(Excerpts from an interface dataset)
◇ ◇ ◇ ◇

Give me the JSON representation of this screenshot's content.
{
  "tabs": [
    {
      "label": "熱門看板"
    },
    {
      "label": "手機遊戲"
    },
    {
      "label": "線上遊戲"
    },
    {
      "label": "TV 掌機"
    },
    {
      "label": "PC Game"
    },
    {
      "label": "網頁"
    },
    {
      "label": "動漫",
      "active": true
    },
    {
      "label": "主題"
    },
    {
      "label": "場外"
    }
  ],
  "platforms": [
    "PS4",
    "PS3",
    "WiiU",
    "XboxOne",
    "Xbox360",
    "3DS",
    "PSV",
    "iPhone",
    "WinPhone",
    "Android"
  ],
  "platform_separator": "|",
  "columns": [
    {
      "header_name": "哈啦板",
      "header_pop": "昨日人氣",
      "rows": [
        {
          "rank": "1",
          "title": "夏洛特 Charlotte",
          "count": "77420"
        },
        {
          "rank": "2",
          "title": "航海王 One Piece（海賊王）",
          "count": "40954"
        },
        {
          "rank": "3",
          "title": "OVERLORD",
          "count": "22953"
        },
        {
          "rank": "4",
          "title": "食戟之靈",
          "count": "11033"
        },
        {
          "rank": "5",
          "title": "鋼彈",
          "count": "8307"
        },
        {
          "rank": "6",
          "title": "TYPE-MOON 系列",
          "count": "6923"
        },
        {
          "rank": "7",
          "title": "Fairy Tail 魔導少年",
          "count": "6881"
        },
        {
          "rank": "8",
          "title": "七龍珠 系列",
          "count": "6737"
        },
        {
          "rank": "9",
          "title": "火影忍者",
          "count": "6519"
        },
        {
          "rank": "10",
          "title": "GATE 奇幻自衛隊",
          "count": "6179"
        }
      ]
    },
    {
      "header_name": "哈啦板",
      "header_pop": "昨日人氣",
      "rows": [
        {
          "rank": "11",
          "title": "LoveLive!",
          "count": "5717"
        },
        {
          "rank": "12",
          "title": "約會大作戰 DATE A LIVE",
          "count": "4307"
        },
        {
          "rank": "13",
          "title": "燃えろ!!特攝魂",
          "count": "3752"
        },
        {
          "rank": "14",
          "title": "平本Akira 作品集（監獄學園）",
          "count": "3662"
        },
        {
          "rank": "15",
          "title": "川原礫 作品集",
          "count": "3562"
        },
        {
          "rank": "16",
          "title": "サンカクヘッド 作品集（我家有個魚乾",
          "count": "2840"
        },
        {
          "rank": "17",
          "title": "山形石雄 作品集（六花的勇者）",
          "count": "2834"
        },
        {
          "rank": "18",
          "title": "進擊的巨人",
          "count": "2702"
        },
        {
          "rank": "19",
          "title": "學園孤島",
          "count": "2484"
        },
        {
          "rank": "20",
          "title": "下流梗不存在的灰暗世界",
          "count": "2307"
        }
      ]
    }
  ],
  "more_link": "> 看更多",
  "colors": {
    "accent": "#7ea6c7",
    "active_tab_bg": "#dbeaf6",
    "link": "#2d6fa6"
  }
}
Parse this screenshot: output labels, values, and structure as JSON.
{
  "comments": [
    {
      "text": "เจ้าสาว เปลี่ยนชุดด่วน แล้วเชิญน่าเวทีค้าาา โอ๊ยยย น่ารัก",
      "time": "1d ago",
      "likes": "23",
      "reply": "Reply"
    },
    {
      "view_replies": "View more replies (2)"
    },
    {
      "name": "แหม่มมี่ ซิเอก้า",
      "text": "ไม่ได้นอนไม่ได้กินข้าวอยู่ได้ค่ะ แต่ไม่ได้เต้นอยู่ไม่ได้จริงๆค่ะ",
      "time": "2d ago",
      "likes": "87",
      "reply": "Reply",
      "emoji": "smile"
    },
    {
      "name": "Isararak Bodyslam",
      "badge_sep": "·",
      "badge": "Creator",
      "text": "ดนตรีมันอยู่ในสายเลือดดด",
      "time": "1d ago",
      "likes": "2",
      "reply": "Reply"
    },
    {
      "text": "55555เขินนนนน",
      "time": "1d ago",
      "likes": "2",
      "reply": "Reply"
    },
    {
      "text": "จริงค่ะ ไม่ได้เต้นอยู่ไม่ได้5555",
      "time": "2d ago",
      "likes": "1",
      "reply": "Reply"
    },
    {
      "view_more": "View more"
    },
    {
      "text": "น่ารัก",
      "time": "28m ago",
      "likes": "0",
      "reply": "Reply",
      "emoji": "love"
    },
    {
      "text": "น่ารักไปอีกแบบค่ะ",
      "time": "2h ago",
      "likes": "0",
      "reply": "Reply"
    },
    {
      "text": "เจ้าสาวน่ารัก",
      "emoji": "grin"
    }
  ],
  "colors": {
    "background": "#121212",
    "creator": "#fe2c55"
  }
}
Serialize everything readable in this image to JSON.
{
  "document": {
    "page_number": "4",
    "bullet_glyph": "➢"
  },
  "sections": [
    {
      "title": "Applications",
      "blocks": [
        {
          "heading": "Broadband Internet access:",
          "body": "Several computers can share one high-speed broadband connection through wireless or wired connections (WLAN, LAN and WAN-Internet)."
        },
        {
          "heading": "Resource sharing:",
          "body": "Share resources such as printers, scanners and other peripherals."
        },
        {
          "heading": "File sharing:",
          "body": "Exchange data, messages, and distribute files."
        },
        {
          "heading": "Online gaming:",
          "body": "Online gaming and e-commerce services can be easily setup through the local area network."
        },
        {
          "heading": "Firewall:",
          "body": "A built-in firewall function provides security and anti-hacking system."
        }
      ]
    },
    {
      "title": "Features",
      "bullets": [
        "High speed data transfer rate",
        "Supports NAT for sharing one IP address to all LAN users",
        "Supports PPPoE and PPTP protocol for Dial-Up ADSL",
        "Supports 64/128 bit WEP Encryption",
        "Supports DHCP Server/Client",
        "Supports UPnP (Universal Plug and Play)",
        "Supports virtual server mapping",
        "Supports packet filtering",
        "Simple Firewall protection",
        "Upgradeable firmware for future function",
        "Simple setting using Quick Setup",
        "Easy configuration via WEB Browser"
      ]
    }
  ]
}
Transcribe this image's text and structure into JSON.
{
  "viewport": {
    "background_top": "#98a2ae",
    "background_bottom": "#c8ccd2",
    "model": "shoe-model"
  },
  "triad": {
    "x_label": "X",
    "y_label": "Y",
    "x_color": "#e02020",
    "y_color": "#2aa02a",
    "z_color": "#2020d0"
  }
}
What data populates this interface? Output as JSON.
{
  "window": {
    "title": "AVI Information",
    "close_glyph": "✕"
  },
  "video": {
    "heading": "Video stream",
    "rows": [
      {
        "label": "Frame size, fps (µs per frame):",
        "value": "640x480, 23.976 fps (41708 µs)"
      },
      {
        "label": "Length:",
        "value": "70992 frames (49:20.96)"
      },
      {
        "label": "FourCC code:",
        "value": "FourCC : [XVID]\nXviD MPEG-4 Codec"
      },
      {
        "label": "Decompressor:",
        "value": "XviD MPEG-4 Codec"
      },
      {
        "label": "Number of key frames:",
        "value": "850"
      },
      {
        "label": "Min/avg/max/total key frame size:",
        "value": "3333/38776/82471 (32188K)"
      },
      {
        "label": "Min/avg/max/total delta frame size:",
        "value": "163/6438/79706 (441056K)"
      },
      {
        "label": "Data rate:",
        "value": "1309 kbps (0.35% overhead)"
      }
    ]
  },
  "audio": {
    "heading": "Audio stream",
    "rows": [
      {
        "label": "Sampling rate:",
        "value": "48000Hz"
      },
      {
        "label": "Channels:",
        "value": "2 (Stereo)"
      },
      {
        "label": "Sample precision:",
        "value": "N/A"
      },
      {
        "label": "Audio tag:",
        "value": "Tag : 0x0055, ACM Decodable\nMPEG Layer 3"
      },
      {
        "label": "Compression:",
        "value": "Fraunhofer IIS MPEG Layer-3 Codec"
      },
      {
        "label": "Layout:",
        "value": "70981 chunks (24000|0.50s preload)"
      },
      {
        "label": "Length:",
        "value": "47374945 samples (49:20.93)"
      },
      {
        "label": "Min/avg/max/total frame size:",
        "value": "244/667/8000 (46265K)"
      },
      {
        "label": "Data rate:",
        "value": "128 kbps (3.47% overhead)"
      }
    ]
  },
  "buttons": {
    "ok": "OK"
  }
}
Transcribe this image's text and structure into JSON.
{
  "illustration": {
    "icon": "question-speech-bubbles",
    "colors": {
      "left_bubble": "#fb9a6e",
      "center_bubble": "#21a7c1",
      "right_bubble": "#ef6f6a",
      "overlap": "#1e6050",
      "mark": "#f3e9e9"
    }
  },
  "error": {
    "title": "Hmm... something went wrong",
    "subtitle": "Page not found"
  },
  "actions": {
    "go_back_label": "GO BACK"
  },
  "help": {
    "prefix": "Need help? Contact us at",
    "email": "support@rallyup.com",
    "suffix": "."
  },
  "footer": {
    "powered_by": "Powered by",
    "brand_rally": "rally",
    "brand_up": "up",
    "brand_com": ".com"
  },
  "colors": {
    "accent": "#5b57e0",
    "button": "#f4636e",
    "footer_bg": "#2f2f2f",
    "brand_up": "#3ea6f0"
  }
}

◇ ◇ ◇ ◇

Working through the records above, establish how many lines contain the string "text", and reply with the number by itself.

10